Originally Posted by JazzGuyy
Is 1 click away really not much or insignicant? I don't know but I do know that these settings interact and that changing two different settings 1 click may have different impacts. What no one has identified is exactly what happens when several settings are only changed by a click or two. The difference could be minor or it could be more substantial, especially when interactions are taken into consideration. I would like to hear some comments from someone who understands the degree to which seemingly minor changes can affect the picture, especially with regards to the interactions of the settings. Without some evidence, I am not as sure that what you call minor adjustments are as insignificant as you think they are. They may be; they may not be.
By the way, I did break in my set using D-Nice's break-in procedure. I also had used his settings for Pure. I did not have ControlCal and hence had not activated the ISF modes for my set though.
When I had my set calibrated by a pro, he did say to me that his instruments showed that the picture was too green and the brightness settings were off in Pure mode with D-Nice's settings. Pure mode looked better and ISF Night looked even a little better. The calibrator copied the ISF night settings to Pure though ISF Night is a tiny bit brighter.
You'll likely get varying responses to your questions.
So here's mine: Setting "differences" as close as the one's above will not be perceptible to the average human being IMO. A very knowledgeable expert such as a pro-calibrator might
be able to pick up the subtle difference but even that pro could not tell you in a blind comparison which one was the more "accurate" picture. Based on my experiences making changes to CC, I suspect only a high quality meter will be able to tell the difference between minor settings of only a click or 2 on one or several settings.
I do find that changing all 10 gamma settings (by even 1 click) is marginally perceptible but only slightly. I say this because I've experimented with ISF Night and ISF Day (now that I know they are identical templates) and tried to see visible differences between the 2 modes when they are set to identical settings with only minor changes such as a single click on several settings.
As it is, D-Nice's settings for ISF Day and ISF Night (151 settings) are essentially identical except for Contrast (Day 38 vs Night 22) and Gamma (10 "Day" settings at -1 vs 10 "Night" settings at 0). And even with a 16 pt difference in Contrast, which is clearly perceptible to most eyes in term of brightness, the calibration charts he provides are nearly identical except for Delta E and perhaps grayscale.
By using ISF Day and Night (with identical settings but the one's you're testing), you can watch a program or even a static picture and quickly switch back and forth to see if there are PQ differences that can be perceived.
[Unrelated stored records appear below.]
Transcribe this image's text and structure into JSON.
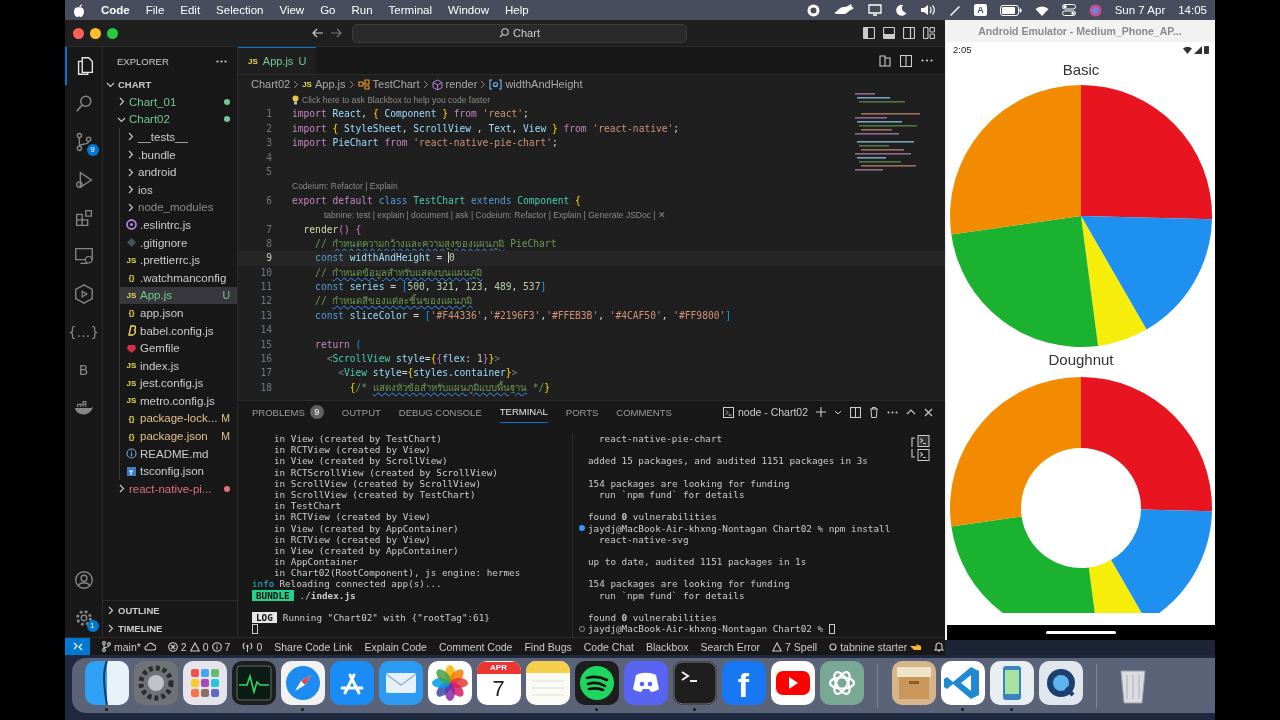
{
  "menu_bar": {
    "app": "Code",
    "items": [
      "File",
      "Edit",
      "Selection",
      "View",
      "Go",
      "Run",
      "Terminal",
      "Window",
      "Help"
    ],
    "input_source": "A",
    "date": "Sun 7 Apr",
    "time": "14:05"
  },
  "vscode": {
    "title_bar": {
      "search": "Chart"
    },
    "activity_bar": [
      {
        "kind": "explorer",
        "selected": true
      },
      {
        "kind": "search",
        "selected": false
      },
      {
        "kind": "source-control",
        "selected": false,
        "badge": "9"
      },
      {
        "kind": "run",
        "selected": false
      },
      {
        "kind": "extensions",
        "selected": false
      },
      {
        "kind": "remote",
        "selected": false
      },
      {
        "kind": "hexagon",
        "selected": false
      },
      {
        "kind": "glyph",
        "glyph": "{...}",
        "selected": false
      },
      {
        "kind": "glyph",
        "glyph": "B",
        "selected": false
      },
      {
        "kind": "docker",
        "selected": false
      }
    ],
    "activity_bottom": [
      {
        "kind": "account"
      },
      {
        "kind": "settings",
        "badge": "1"
      }
    ],
    "explorer": {
      "title": "EXPLORER",
      "section": "CHART",
      "tree": [
        {
          "label": "Chart_01",
          "kind": "folder",
          "expanded": false,
          "selected": false,
          "color": "#73c991",
          "dot": true
        },
        {
          "label": "Chart02",
          "kind": "folder",
          "expanded": true,
          "selected": false,
          "color": "#73c991",
          "dot": true,
          "children": [
            {
              "label": "__tests__",
              "kind": "folder",
              "expanded": false,
              "selected": false,
              "dot": false
            },
            {
              "label": ".bundle",
              "kind": "folder",
              "expanded": false,
              "selected": false,
              "dot": false
            },
            {
              "label": "android",
              "kind": "folder",
              "expanded": false,
              "selected": false,
              "dot": false
            },
            {
              "label": "ios",
              "kind": "folder",
              "expanded": false,
              "selected": false,
              "dot": false
            },
            {
              "label": "node_modules",
              "kind": "folder",
              "expanded": false,
              "selected": false,
              "color": "#8c8c8c",
              "dot": false
            },
            {
              "label": ".eslintrc.js",
              "kind": "eslint",
              "selected": false
            },
            {
              "label": ".gitignore",
              "kind": "gitignore",
              "selected": false
            },
            {
              "label": ".prettierrc.js",
              "kind": "js",
              "icon": "JS",
              "selected": false
            },
            {
              "label": ".watchmanconfig",
              "kind": "json",
              "icon": "{}",
              "selected": false
            },
            {
              "label": "App.js",
              "kind": "js",
              "icon": "JS",
              "selected": true,
              "color": "#73c991",
              "badge": "U"
            },
            {
              "label": "app.json",
              "kind": "json",
              "icon": "{}",
              "selected": false
            },
            {
              "label": "babel.config.js",
              "kind": "babel",
              "selected": false
            },
            {
              "label": "Gemfile",
              "kind": "gem",
              "selected": false
            },
            {
              "label": "index.js",
              "kind": "js",
              "icon": "JS",
              "selected": false
            },
            {
              "label": "jest.config.js",
              "kind": "js",
              "icon": "JS",
              "selected": false
            },
            {
              "label": "metro.config.js",
              "kind": "js",
              "icon": "JS",
              "selected": false
            },
            {
              "label": "package-lock...",
              "kind": "json",
              "icon": "{}",
              "selected": false,
              "color": "#e2c08d",
              "badge": "M"
            },
            {
              "label": "package.json",
              "kind": "json",
              "icon": "{}",
              "selected": false,
              "color": "#e2c08d",
              "badge": "M"
            },
            {
              "label": "README.md",
              "kind": "info",
              "selected": false
            },
            {
              "label": "tsconfig.json",
              "kind": "ts",
              "selected": false
            }
          ]
        },
        {
          "label": "react-native-pi...",
          "kind": "folder",
          "expanded": false,
          "selected": false,
          "color": "#e0707a",
          "dot": true
        }
      ],
      "bottom_sections": [
        {
          "label": "OUTLINE",
          "expanded": false
        },
        {
          "label": "TIMELINE",
          "expanded": false
        }
      ]
    },
    "editor": {
      "tabs": [
        {
          "label": "App.js",
          "icon": "JS",
          "badge": "U",
          "selected": true
        }
      ],
      "breadcrumb": [
        {
          "label": "Chart02",
          "kind": "folder"
        },
        {
          "label": "App.js",
          "kind": "js",
          "icon": "JS"
        },
        {
          "label": "TestChart",
          "kind": "class"
        },
        {
          "label": "render",
          "kind": "method"
        },
        {
          "label": "widthAndHeight",
          "kind": "variable"
        }
      ],
      "lines": [
        {
          "kind": "hint",
          "text": "Click here to ask Blackbox to help you code faster"
        },
        {
          "kind": "code",
          "number": "1",
          "current": false,
          "tokens": [
            {
              "kind": "kw",
              "text": "import"
            },
            {
              "kind": "id",
              "text": " React"
            },
            {
              "kind": "p",
              "text": ", "
            },
            {
              "kind": "b1",
              "text": "{"
            },
            {
              "kind": "id",
              "text": " Component "
            },
            {
              "kind": "b1",
              "text": "}"
            },
            {
              "kind": "kw",
              "text": " from "
            },
            {
              "kind": "str",
              "text": "'react'"
            },
            {
              "kind": "p",
              "text": ";"
            }
          ]
        },
        {
          "kind": "code",
          "number": "2",
          "current": false,
          "tokens": [
            {
              "kind": "kw",
              "text": "import "
            },
            {
              "kind": "b1",
              "text": "{"
            },
            {
              "kind": "id",
              "text": " StyleSheet"
            },
            {
              "kind": "p",
              "text": ", "
            },
            {
              "kind": "id",
              "text": "ScrollView"
            },
            {
              "kind": "p",
              "text": " , "
            },
            {
              "kind": "id",
              "text": "Text"
            },
            {
              "kind": "p",
              "text": ", "
            },
            {
              "kind": "id",
              "text": "View "
            },
            {
              "kind": "b1",
              "text": "}"
            },
            {
              "kind": "kw",
              "text": " from "
            },
            {
              "kind": "str",
              "text": "'react-native'"
            },
            {
              "kind": "p",
              "text": ";"
            }
          ]
        },
        {
          "kind": "code",
          "number": "3",
          "current": false,
          "tokens": [
            {
              "kind": "kw",
              "text": "import "
            },
            {
              "kind": "id",
              "text": "PieChart"
            },
            {
              "kind": "kw",
              "text": " from "
            },
            {
              "kind": "str",
              "text": "'react-native-pie-chart'"
            },
            {
              "kind": "p",
              "text": ";"
            }
          ]
        },
        {
          "kind": "code",
          "number": "4",
          "current": false
        },
        {
          "kind": "code",
          "number": "5",
          "current": false
        },
        {
          "kind": "lens",
          "indented": false,
          "text": "Codeium: Refactor | Explain"
        },
        {
          "kind": "code",
          "number": "6",
          "current": false,
          "tokens": [
            {
              "kind": "kw",
              "text": "export default "
            },
            {
              "kind": "kw2",
              "text": "class "
            },
            {
              "kind": "type",
              "text": "TestChart"
            },
            {
              "kind": "kw2",
              "text": " extends "
            },
            {
              "kind": "type",
              "text": "Component "
            },
            {
              "kind": "b1",
              "text": "{"
            }
          ]
        },
        {
          "kind": "lens",
          "indented": true,
          "text": "tabnine: test | explain | document | ask | Codeium: Refactor | Explain | Generate JSDoc | ✕"
        },
        {
          "kind": "code",
          "number": "7",
          "current": false,
          "tokens": [
            {
              "kind": "fn",
              "text": "  render"
            },
            {
              "kind": "b2",
              "text": "()"
            },
            {
              "kind": "b2",
              "text": " {"
            }
          ]
        },
        {
          "kind": "code",
          "number": "8",
          "current": false,
          "tokens": [
            {
              "kind": "cm",
              "text": "    // "
            },
            {
              "kind": "cmsp",
              "text": "กำหนดความกว้างและความสูงของแผนภูมิ"
            },
            {
              "kind": "cm",
              "text": " PieChart"
            }
          ]
        },
        {
          "kind": "code",
          "number": "9",
          "current": true,
          "tokens": [
            {
              "kind": "kw2",
              "text": "    const "
            },
            {
              "kind": "id",
              "text": "widthAndHeight"
            },
            {
              "kind": "p",
              "text": " = "
            },
            {
              "kind": "num",
              "text": "0"
            }
          ]
        },
        {
          "kind": "code",
          "number": "10",
          "current": false,
          "tokens": [
            {
              "kind": "cm",
              "text": "    // "
            },
            {
              "kind": "cmsp",
              "text": "กำหนดข้อมูลสำหรับแสดงบนแผนภูมิ"
            }
          ]
        },
        {
          "kind": "code",
          "number": "11",
          "current": false,
          "tokens": [
            {
              "kind": "kw2",
              "text": "    const "
            },
            {
              "kind": "id",
              "text": "series"
            },
            {
              "kind": "p",
              "text": " = "
            },
            {
              "kind": "b3",
              "text": "["
            },
            {
              "kind": "num",
              "text": "500"
            },
            {
              "kind": "p",
              "text": ", "
            },
            {
              "kind": "num",
              "text": "321"
            },
            {
              "kind": "p",
              "text": ", "
            },
            {
              "kind": "num",
              "text": "123"
            },
            {
              "kind": "p",
              "text": ", "
            },
            {
              "kind": "num",
              "text": "489"
            },
            {
              "kind": "p",
              "text": ", "
            },
            {
              "kind": "num",
              "text": "537"
            },
            {
              "kind": "b3",
              "text": "]"
            }
          ]
        },
        {
          "kind": "code",
          "number": "12",
          "current": false,
          "tokens": [
            {
              "kind": "cm",
              "text": "    // "
            },
            {
              "kind": "cmsp",
              "text": "กำหนดสีของแต่ละชิ้นของแผนภูมิ"
            }
          ]
        },
        {
          "kind": "code",
          "number": "13",
          "current": false,
          "tokens": [
            {
              "kind": "kw2",
              "text": "    const "
            },
            {
              "kind": "id",
              "text": "sliceColor"
            },
            {
              "kind": "p",
              "text": " = "
            },
            {
              "kind": "b3",
              "text": "["
            },
            {
              "kind": "str",
              "text": "'#F44336'"
            },
            {
              "kind": "p",
              "text": ","
            },
            {
              "kind": "str",
              "text": "'#2196F3'"
            },
            {
              "kind": "p",
              "text": ","
            },
            {
              "kind": "str",
              "text": "'#FFEB3B'"
            },
            {
              "kind": "p",
              "text": ", "
            },
            {
              "kind": "str",
              "text": "'#4CAF50'"
            },
            {
              "kind": "p",
              "text": ", "
            },
            {
              "kind": "str",
              "text": "'#FF9800'"
            },
            {
              "kind": "b3",
              "text": "]"
            }
          ]
        },
        {
          "kind": "code",
          "number": "14",
          "current": false
        },
        {
          "kind": "code",
          "number": "15",
          "current": false,
          "tokens": [
            {
              "kind": "kw",
              "text": "    return "
            },
            {
              "kind": "b3",
              "text": "("
            }
          ]
        },
        {
          "kind": "code",
          "number": "16",
          "current": false,
          "tokens": [
            {
              "kind": "tagp",
              "text": "      <"
            },
            {
              "kind": "type",
              "text": "ScrollView"
            },
            {
              "kind": "id",
              "text": " style"
            },
            {
              "kind": "p",
              "text": "="
            },
            {
              "kind": "b1",
              "text": "{"
            },
            {
              "kind": "b2",
              "text": "{"
            },
            {
              "kind": "id",
              "text": "flex"
            },
            {
              "kind": "p",
              "text": ": "
            },
            {
              "kind": "num",
              "text": "1"
            },
            {
              "kind": "b2",
              "text": "}"
            },
            {
              "kind": "b1",
              "text": "}"
            },
            {
              "kind": "tagp",
              "text": ">"
            }
          ]
        },
        {
          "kind": "code",
          "number": "17",
          "current": false,
          "tokens": [
            {
              "kind": "tagp",
              "text": "        <"
            },
            {
              "kind": "type",
              "text": "View"
            },
            {
              "kind": "id",
              "text": " style"
            },
            {
              "kind": "p",
              "text": "="
            },
            {
              "kind": "b1",
              "text": "{"
            },
            {
              "kind": "id",
              "text": "styles"
            },
            {
              "kind": "p",
              "text": "."
            },
            {
              "kind": "id",
              "text": "container"
            },
            {
              "kind": "b1",
              "text": "}"
            },
            {
              "kind": "tagp",
              "text": ">"
            }
          ]
        },
        {
          "kind": "code",
          "number": "18",
          "current": false,
          "tokens": [
            {
              "kind": "b1",
              "text": "          {"
            },
            {
              "kind": "cm",
              "text": "/* "
            },
            {
              "kind": "cmsp",
              "text": "แสดงหัวข้อสำหรับแผนภูมิแบบพื้นฐาน"
            },
            {
              "kind": "cm",
              "text": " */"
            },
            {
              "kind": "b1",
              "text": "}"
            }
          ]
        }
      ]
    },
    "panel": {
      "tabs": [
        {
          "label": "PROBLEMS",
          "badge": "9",
          "selected": false
        },
        {
          "label": "OUTPUT",
          "selected": false
        },
        {
          "label": "DEBUG CONSOLE",
          "selected": false
        },
        {
          "label": "TERMINAL",
          "selected": true
        },
        {
          "label": "PORTS",
          "selected": false
        },
        {
          "label": "COMMENTS",
          "selected": false
        }
      ],
      "terminal_name": "node - Chart02",
      "left_terminal": [
        {
          "kind": "stack",
          "text": "in View (created by TestChart)"
        },
        {
          "kind": "stack",
          "text": "in RCTView (created by View)"
        },
        {
          "kind": "stack",
          "text": "in View (created by ScrollView)"
        },
        {
          "kind": "stack",
          "text": "in RCTScrollView (created by ScrollView)"
        },
        {
          "kind": "stack",
          "text": "in ScrollView (created by ScrollView)"
        },
        {
          "kind": "stack",
          "text": "in ScrollView (created by TestChart)"
        },
        {
          "kind": "stack",
          "text": "in TestChart"
        },
        {
          "kind": "stack",
          "text": "in RCTView (created by View)"
        },
        {
          "kind": "stack",
          "text": "in View (created by AppContainer)"
        },
        {
          "kind": "stack",
          "text": "in RCTView (created by View)"
        },
        {
          "kind": "stack",
          "text": "in View (created by AppContainer)"
        },
        {
          "kind": "stack",
          "text": "in AppContainer"
        },
        {
          "kind": "stack",
          "text": "in Chart02(RootComponent), js engine: hermes"
        },
        {
          "kind": "info",
          "tag": "info",
          "text": "Reloading connected app(s)..."
        },
        {
          "kind": "bundle",
          "tag": "BUNDLE",
          "text": "./**index.js**"
        },
        {
          "kind": "blank"
        },
        {
          "kind": "log",
          "tag": "LOG",
          "text": "Running \"Chart02\" with {\"rootTag\":61}"
        },
        {
          "kind": "cursor"
        }
      ],
      "right_terminal": [
        {
          "kind": "indent",
          "text": "react-native-pie-chart"
        },
        {
          "kind": "blank"
        },
        {
          "kind": "plain",
          "text": "added 15 packages, and audited 1151 packages in 3s"
        },
        {
          "kind": "blank"
        },
        {
          "kind": "plain",
          "text": "154 packages are looking for funding"
        },
        {
          "kind": "indent",
          "text": "run `npm fund` for details"
        },
        {
          "kind": "blank"
        },
        {
          "kind": "plain",
          "text": "found **0** vulnerabilities"
        },
        {
          "kind": "prompt",
          "finished": true,
          "text": "jaydj@MacBook-Air-khxng-Nontagan Chart02 % npm install"
        },
        {
          "kind": "indent",
          "text": "react-native-svg"
        },
        {
          "kind": "blank"
        },
        {
          "kind": "plain",
          "text": "up to date, audited 1151 packages in 1s"
        },
        {
          "kind": "blank"
        },
        {
          "kind": "plain",
          "text": "154 packages are looking for funding"
        },
        {
          "kind": "indent",
          "text": "run `npm fund` for details"
        },
        {
          "kind": "blank"
        },
        {
          "kind": "plain",
          "text": "found **0** vulnerabilities"
        },
        {
          "kind": "prompt",
          "finished": false,
          "text": "jaydj@MacBook-Air-khxng-Nontagan Chart02 %"
        }
      ]
    },
    "status_bar": {
      "branch": "main*",
      "errors": "2",
      "warnings": "0",
      "infos": "7",
      "ports": "0",
      "commands": [
        "Share Code Link",
        "Explain Code",
        "Comment Code",
        "Find Bugs",
        "Code Chat",
        "Blackbox",
        "Search Error"
      ],
      "spell": "7 Spell",
      "tabnine": "tabnine starter"
    }
  },
  "emulator": {
    "title": "Android Emulator - Medium_Phone_AP...",
    "clock": "2:05",
    "charts": [
      {
        "title": "Basic",
        "kind": "pie"
      },
      {
        "title": "Doughnut",
        "kind": "donut"
      }
    ]
  },
  "dock": [
    {
      "kind": "finder",
      "running": true
    },
    {
      "kind": "settings",
      "running": false
    },
    {
      "kind": "launchpad",
      "running": false
    },
    {
      "kind": "activity",
      "running": false
    },
    {
      "kind": "safari",
      "running": true
    },
    {
      "kind": "appstore",
      "running": false
    },
    {
      "kind": "mail",
      "running": false
    },
    {
      "kind": "photos",
      "running": false
    },
    {
      "kind": "calendar",
      "month": "APR",
      "day": "7",
      "running": false
    },
    {
      "kind": "notes",
      "running": false
    },
    {
      "kind": "spotify",
      "running": true
    },
    {
      "kind": "discord",
      "running": false
    },
    {
      "kind": "terminal",
      "running": true
    },
    {
      "kind": "facebook",
      "glyph": "f",
      "running": false
    },
    {
      "kind": "youtube",
      "running": false
    },
    {
      "kind": "chatgpt",
      "running": false
    },
    {
      "kind": "separator"
    },
    {
      "kind": "archive",
      "running": false
    },
    {
      "kind": "vscode",
      "running": true
    },
    {
      "kind": "phone",
      "running": true
    },
    {
      "kind": "quicktime",
      "running": false
    },
    {
      "kind": "separator"
    },
    {
      "kind": "trash",
      "running": false
    }
  ]
}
Even with very focused attention, there simply is no level of PQ difference that I've been able to see with very minor changes or even multiple minor changes. Perhaps a meter will tell the difference, but I firmly believe a human eye can not tell the difference with such minor differences.